Scientists are taking air pollution detection to a new level with a room-sized environmental test chamber capable of measuring ultra-trace concentrations of airborne chemicals.

Scientists at the Georgia Tech Research Institute (GTRI) are taking air pollution detection to a new level. They have built a room-sized environmental test chamber incorporating more than a dozen smaller chambers and a mass spectrometric centre able to measure ultra-trace concentrations of airborne chemicals being emitted from products.

The chamber will help manufacturers meet new international standards to minimise indoor air pollution, said Charlene Bayer, principal research scientist at GTRI’s Health and Environmental Systems Laboratory. ‘Because US manufacturers sell their products worldwide they must meet emission regulations imposed by nations in Europe and Asia,’ she said. ‘We make the measurements companies need to improve their products.’

The 27.5m3 environmental chamber will also allow researchers to study broader concerns — including the impact of low-level indoor air pollutants on productivity and human health.

Samples taken from the chambers are analysed by four mass spectrometers designed for different types of identification.

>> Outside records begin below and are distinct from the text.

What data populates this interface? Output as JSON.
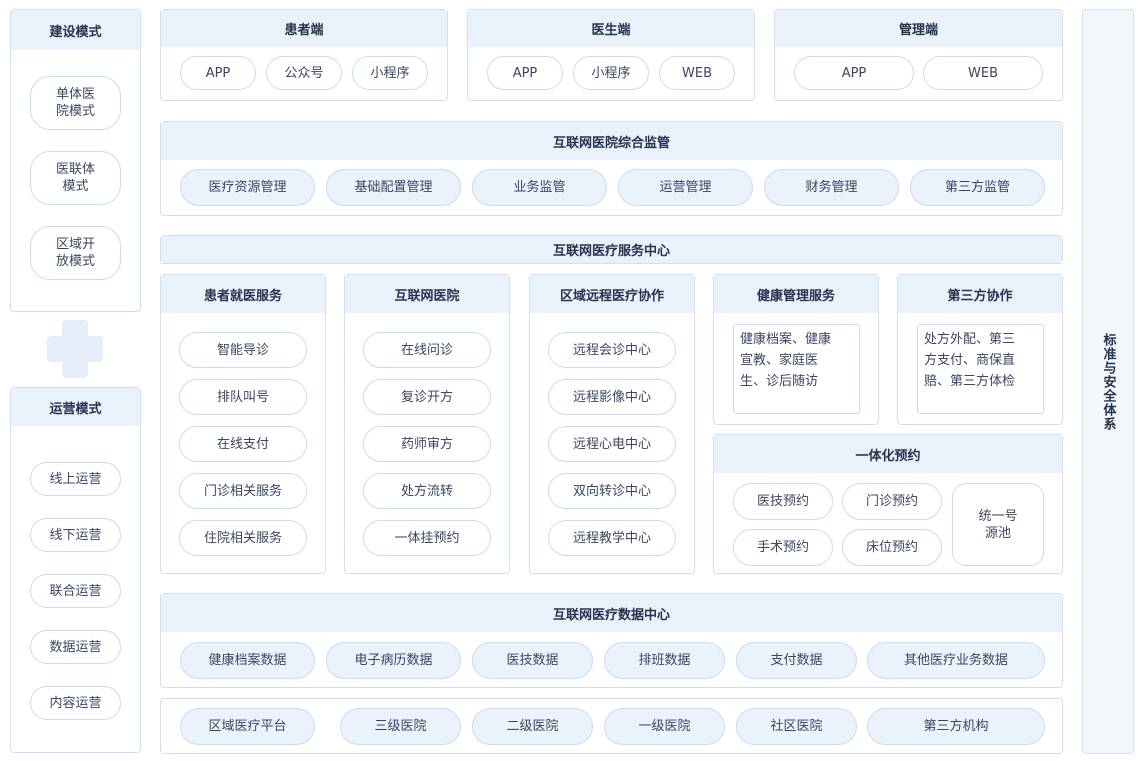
{
  "build_mode": {
    "title": "建设模式",
    "items": [
      {
        "lines": [
          "单体医",
          "院模式"
        ]
      },
      {
        "lines": [
          "医联体",
          "模式"
        ]
      },
      {
        "lines": [
          "区域开",
          "放模式"
        ]
      }
    ]
  },
  "ops_mode": {
    "title": "运营模式",
    "items": [
      "线上运营",
      "线下运营",
      "联合运营",
      "数据运营",
      "内容运营"
    ]
  },
  "patient_end": {
    "title": "患者端",
    "items": [
      "APP",
      "公众号",
      "小程序"
    ]
  },
  "doctor_end": {
    "title": "医生端",
    "items": [
      "APP",
      "小程序",
      "WEB"
    ]
  },
  "admin_end": {
    "title": "管理端",
    "items": [
      "APP",
      "WEB"
    ]
  },
  "supervision": {
    "title": "互联网医院综合监管",
    "items": [
      "医疗资源管理",
      "基础配置管理",
      "业务监管",
      "运营管理",
      "财务管理",
      "第三方监管"
    ]
  },
  "service_center": {
    "title": "互联网医疗服务中心"
  },
  "patient_services": {
    "title": "患者就医服务",
    "items": [
      "智能导诊",
      "排队叫号",
      "在线支付",
      "门诊相关服务",
      "住院相关服务"
    ]
  },
  "internet_hospital": {
    "title": "互联网医院",
    "items": [
      "在线问诊",
      "复诊开方",
      "药师审方",
      "处方流转",
      "一体挂预约"
    ]
  },
  "regional_remote": {
    "title": "区域远程医疗协作",
    "items": [
      "远程会诊中心",
      "远程影像中心",
      "远程心电中心",
      "双向转诊中心",
      "远程教学中心"
    ]
  },
  "health_mgmt": {
    "title": "健康管理服务",
    "lines": [
      "健康档案、健康",
      "宣教、家庭医",
      "生、诊后随访"
    ]
  },
  "third_party": {
    "title": "第三方协作",
    "lines": [
      "处方外配、第三",
      "方支付、商保直",
      "赔、第三方体检"
    ]
  },
  "appointment": {
    "title": "一体化预约",
    "items": [
      "医技预约",
      "门诊预约",
      "手术预约",
      "床位预约"
    ],
    "pool_lines": [
      "统一号",
      "源池"
    ]
  },
  "data_center": {
    "title": "互联网医疗数据中心",
    "items": [
      "健康档案数据",
      "电子病历数据",
      "医技数据",
      "排班数据",
      "支付数据",
      "其他医疗业务数据"
    ]
  },
  "institutions": {
    "items": [
      "区域医疗平台",
      "三级医院",
      "二级医院",
      "一级医院",
      "社区医院",
      "第三方机构"
    ]
  },
  "standards": {
    "title": "标准与安全体系"
  }
}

One instrument is used to analyse light gases such as carbon dioxide, produced by the respiration of living organisms. Another is designed for proteomic and other biomedical research. The instruments can measure chemical compounds in femtogram-level quantities.

The facility also includes gas chromatograph/mass spectrometer combinations. For testing the efficiency of air filtration systems Bayer uses a smoking machine that helps simulate a smoke-filled environment, and it can also test the efficiency of other equipment designed to clean the air.